WORK TO COMPLETE
Within the material below, find each line bearing the word "icon" and present it.

• • •

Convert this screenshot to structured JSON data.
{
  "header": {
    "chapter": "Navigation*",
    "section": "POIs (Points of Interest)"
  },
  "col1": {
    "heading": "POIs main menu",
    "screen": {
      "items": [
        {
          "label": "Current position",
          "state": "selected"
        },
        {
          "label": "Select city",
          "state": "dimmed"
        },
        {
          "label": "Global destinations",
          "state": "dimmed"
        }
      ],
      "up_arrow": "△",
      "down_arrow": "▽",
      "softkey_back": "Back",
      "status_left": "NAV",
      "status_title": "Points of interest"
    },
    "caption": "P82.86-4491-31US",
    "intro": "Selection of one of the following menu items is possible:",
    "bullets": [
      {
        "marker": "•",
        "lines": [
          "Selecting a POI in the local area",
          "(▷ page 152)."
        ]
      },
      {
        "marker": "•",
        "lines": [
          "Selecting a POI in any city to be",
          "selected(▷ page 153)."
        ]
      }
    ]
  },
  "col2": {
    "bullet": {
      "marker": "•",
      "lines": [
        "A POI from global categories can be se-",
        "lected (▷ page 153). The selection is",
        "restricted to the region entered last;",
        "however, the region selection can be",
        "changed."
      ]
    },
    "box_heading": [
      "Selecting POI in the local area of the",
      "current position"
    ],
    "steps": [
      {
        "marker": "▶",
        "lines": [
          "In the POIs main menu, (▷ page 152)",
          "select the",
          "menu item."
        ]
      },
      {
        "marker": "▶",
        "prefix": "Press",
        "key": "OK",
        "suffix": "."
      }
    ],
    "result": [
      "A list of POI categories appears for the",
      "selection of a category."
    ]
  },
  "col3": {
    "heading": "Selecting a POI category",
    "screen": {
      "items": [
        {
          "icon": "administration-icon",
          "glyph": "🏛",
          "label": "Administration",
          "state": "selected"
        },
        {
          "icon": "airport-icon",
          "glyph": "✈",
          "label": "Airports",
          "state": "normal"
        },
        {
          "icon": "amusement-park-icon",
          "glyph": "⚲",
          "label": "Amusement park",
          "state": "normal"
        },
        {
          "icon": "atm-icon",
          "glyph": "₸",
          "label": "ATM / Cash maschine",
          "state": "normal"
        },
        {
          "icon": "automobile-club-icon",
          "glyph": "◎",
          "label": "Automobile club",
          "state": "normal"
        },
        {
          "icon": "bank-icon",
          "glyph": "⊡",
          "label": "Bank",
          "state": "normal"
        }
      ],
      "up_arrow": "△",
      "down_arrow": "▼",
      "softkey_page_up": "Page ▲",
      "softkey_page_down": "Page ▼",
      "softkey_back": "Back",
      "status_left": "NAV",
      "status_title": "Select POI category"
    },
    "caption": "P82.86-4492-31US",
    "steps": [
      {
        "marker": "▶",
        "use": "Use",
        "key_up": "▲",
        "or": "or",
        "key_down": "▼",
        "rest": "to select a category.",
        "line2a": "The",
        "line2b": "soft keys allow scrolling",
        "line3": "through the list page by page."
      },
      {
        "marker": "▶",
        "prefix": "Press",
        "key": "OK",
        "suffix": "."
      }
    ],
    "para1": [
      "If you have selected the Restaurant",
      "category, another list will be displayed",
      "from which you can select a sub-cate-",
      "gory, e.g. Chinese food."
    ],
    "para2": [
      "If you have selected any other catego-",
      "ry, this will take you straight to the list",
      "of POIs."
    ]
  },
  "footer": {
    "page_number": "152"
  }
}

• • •

SOLVED EXERCISE
          "icon": "administration-icon",
          "icon": "airport-icon",
          "icon": "amusement-park-icon",
          "icon": "atm-icon",
          "icon": "automobile-club-icon",
          "icon": "bank-icon",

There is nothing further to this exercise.